SELECT datetime('now', '+05:30'); 

2023-02-14 12:30:00

This allows for controlling the timezone precisely.

Best Practices for Handling Timezones

Some tips for handling timezones:

  • Store timestamps in UTC for consistency
  • Apply timezone conversion during formatting for display
  • Be aware of daylight savings time transitions if storing local times
  • Use a library like pytz for advanced timezone handling in Python

Handling time zones properly is crucial for accurate reporting and analytics.

Best Practices for Temporal Data

Here are some recommended best practices for working with dates and times in SQLite:

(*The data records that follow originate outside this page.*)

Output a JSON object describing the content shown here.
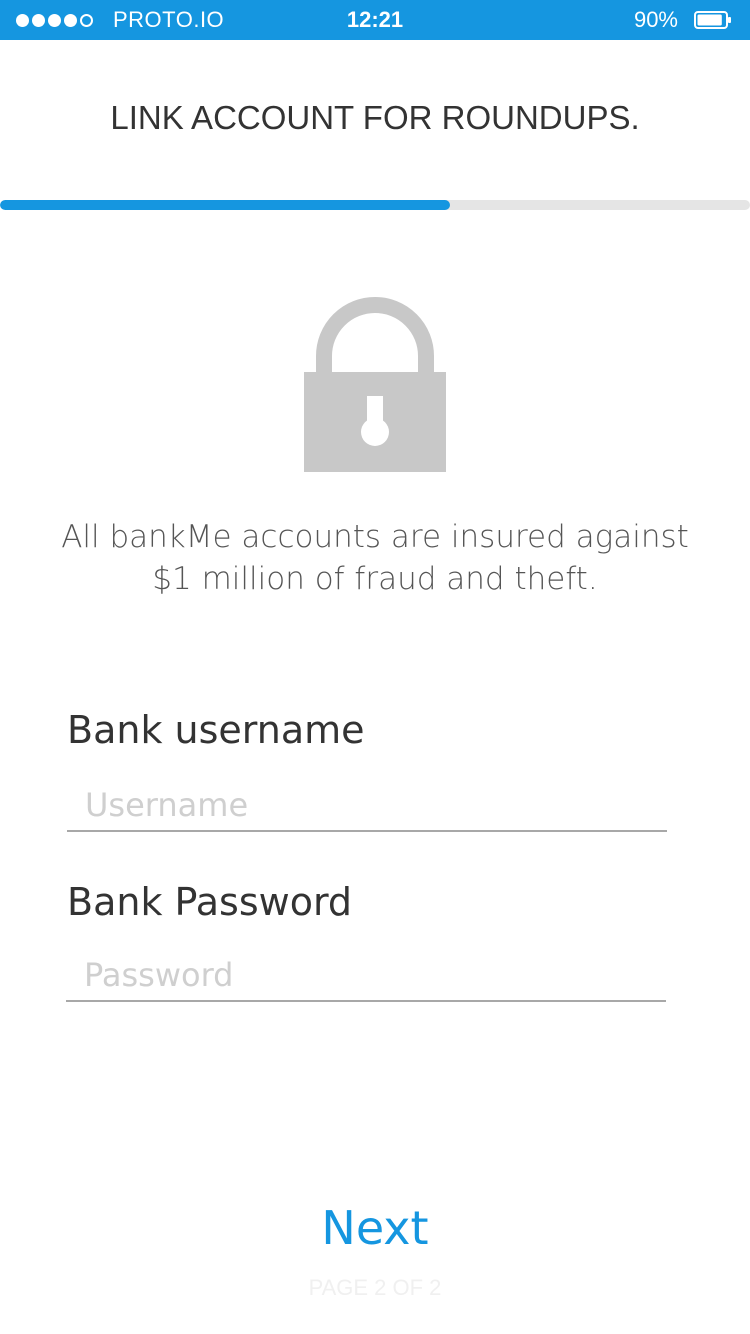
{
  "status_bar": {
    "carrier": "PROTO.IO",
    "time": "12:21",
    "battery_percent": "90%",
    "battery_level": 0.9,
    "signal_filled": 4,
    "signal_total": 5
  },
  "header": {
    "title": "LINK ACCOUNT FOR ROUNDUPS."
  },
  "progress": {
    "fraction": 0.6
  },
  "security": {
    "icon": "lock-icon",
    "message": "All bankMe accounts are insured against $1 million of fraud and theft."
  },
  "form": {
    "username": {
      "label": "Bank username",
      "placeholder": "Username",
      "value": ""
    },
    "password": {
      "label": "Bank Password",
      "placeholder": "Password",
      "value": ""
    }
  },
  "footer": {
    "next_label": "Next",
    "page_indicator": "PAGE 2 OF 2"
  },
  "colors": {
    "accent": "#1596e0",
    "lock_gray": "#c8c8c8",
    "track_gray": "#e5e5e5"
  }
}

  • Use ISO-8601 strings for human readability and flexible manipulations.
  • Store in UTC for consistency across systems.
  • Add timezone columns if storing local times to handle DST properly.
  • Use datetime() for formatting and date arithmetic.
  • Avoid local time comparisons as results can be ambiguous around DST.
  • Index datetime columns for efficient range queries.
  • Consider compression (ZIP/RLE) for reducing datetime storage.
  • Backup time-series history older than 2 years into archive tables.
  • Validate dates before inserting to avoid bad data.

Following these tips will help build robust systems that handle temporal data accurately and efficiently at scale.


Working with dates and times is a critical aspect of most data-driven applications. In this guide, we covered the key capabilities that SQLite provides for handling datetimes:

  • Storing as TEXT, REAL or INTEGER and converting between formats
  • Powerful datetime() function for formatting, arithmetic and conversion
  • Options like julianday()strftime(), etc for specialized needs
  • Modifiers for timezone handling and offsets
  • Best practices to follow

SQLite’s datetime features give developers extensive flexibility to address diverse date and time needs. Whether it is timestamping events, scheduling, temporal analytics or any other use case – SQLite enables building robust systems tailored to your specific requirements.

Hopefully this guide provided a comprehensive overview of working with datetimes in SQLite. The built-in functions combined with SQLite’s flexibility make it a great choice for working with dates and times across platforms and languages.